I read that lens makers used to use radioactive glass to increase the refractive index property of their lenses.

Here are some example dosages; where would looking through the viewfinder for an hour fit?

The article in rfusca's answer includes some references: The Aero-Ektars, by NASA scientist Michael Briggs; Radioactive Materials in Camera Lenses, from the Health Physics Society (an organization focused on radiation safety); and Thoriated Camera Lens (ca. 1970s), from Oak Ridge Associated Universities's professional training on radiation safety.

From the ORAU PTP article:

Measurements have indicated that the exposure rate at a depth of 10 cm in the body of an individual carrying a camera containing 0.36 uCi of thorium would be approximately 0.01 mrem/hr. Based on this value, NUREG-1717 calculated that a serious photographer might receive an annual exposure of 2 mrem. This assumed that the photographer carried the camera 30 days per year and for 6 hours per day. They also estimated an exposure of 0.7 mrem per year for an average photographer. If the camera lens contained the maximum permitted concentration of thorium (30%), NUREG-1717 estimated that the aforementioned annual doses could triple.

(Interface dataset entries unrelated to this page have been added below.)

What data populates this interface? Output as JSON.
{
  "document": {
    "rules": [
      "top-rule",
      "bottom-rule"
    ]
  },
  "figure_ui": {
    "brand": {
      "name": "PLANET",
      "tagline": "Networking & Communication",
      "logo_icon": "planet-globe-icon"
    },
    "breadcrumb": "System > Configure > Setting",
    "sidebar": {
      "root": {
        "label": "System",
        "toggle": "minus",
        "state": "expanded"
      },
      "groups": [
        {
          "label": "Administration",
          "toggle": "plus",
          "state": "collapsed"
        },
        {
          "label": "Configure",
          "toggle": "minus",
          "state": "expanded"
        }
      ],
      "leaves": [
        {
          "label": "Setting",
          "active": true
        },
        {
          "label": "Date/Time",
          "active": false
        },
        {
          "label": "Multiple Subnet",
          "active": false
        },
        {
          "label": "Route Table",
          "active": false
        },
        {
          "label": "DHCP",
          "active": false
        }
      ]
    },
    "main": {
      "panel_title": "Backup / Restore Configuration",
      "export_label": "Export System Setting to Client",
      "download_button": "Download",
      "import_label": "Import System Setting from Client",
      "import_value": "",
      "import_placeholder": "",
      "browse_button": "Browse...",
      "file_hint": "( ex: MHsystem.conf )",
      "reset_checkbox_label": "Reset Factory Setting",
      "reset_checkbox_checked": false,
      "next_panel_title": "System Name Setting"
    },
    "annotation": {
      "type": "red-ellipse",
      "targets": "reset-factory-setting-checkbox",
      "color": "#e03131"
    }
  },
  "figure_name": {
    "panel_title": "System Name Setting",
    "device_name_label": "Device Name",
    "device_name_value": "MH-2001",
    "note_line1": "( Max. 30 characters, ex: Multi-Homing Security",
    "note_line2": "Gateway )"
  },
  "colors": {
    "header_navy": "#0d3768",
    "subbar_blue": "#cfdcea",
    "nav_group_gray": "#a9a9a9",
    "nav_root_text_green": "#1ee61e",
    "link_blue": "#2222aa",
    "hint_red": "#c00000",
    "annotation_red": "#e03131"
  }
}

This puts the "6hrs/day for a month" usage at about the same as getting a chest X-ray — or, one little green square on the xkcd chart. Or to put it another way, using the lens six hours a day for a year would be the same as taking three round-trip flights from one US coast to the other in that year. Not completely trivial, but not something people normally stress about. And that'd be really heavy usage.

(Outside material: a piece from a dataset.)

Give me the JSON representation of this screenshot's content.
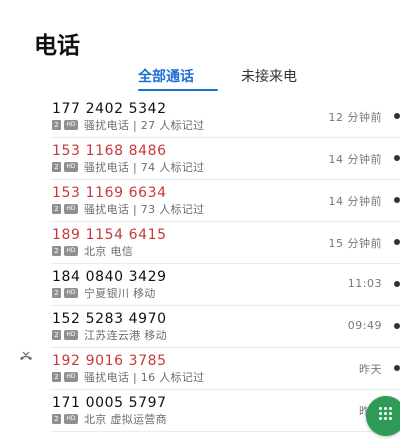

The articles indicate that exposure to the eye might be a greater concern than overall dosage, particularly if you happen to have thorium in an eyepiece (unlikely for general photo equipment). So you might decide to spend a little less time holding the camera right to your eye than you might otherwise.

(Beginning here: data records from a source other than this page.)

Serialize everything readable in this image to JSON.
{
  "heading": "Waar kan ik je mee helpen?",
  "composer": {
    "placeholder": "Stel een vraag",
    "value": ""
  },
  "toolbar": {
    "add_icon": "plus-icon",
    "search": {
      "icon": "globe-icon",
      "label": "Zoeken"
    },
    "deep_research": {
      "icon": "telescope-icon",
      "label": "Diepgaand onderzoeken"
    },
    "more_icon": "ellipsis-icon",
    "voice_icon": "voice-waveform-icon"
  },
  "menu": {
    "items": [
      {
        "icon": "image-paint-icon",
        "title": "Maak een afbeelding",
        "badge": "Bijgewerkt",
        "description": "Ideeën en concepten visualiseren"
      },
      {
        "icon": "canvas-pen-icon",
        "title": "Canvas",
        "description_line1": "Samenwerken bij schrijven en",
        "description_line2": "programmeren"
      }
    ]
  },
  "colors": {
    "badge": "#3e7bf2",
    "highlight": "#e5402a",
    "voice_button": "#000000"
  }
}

Assuming (based on the reading) that looking through the viewfinder is very roughly an order of magnitude greater exposure than the general usage, looking through the viewfinder for an hour is about 1µSv — equivalent to getting an arm x-ray.

• The reason eye exposure is an issue is when the eyepiece lens contains Thorium. The major energy components in the decay chain of Thorium are very high energy Alpha and lower energy Beta. These are stopped by almost anything including air which stops virtually all Alpha after an inch or so. Putting your eye up to an eyepiece with Thoriated glass on the eye facing side is a problem. Otherwise, so long as the eyepiece itself doesn't contain Thorium, the doses listed in the answer's ORAU quote apply.
– doug
May 4 '19 at 20:17
• Yes, exactly, and I'm unaware of any use of thorium in camera eyepieces. May 4 '19 at 21:20

Typical lens radiation was apparently approaching 1 mR/hr at the surface of the lens and tapers off rapidly with distance. I'm not sure exactly where it lands in your chart, but the same source states that a chest xray is about 10 mR.

It should also be noted that the conversion rate between Rems and Seiverts is 1 mR = 10 µSv. So if a chest x-ray is 10mR (according to the article @rfusca linked), thats about 100µSv. According to the chart, that is equivalent to the approximate total dose received at Fukishima Town Hall over a full two weeks, and just shy of half what those two Fukishima workers received that will likely make them a little sick for a while, but is easily treatable.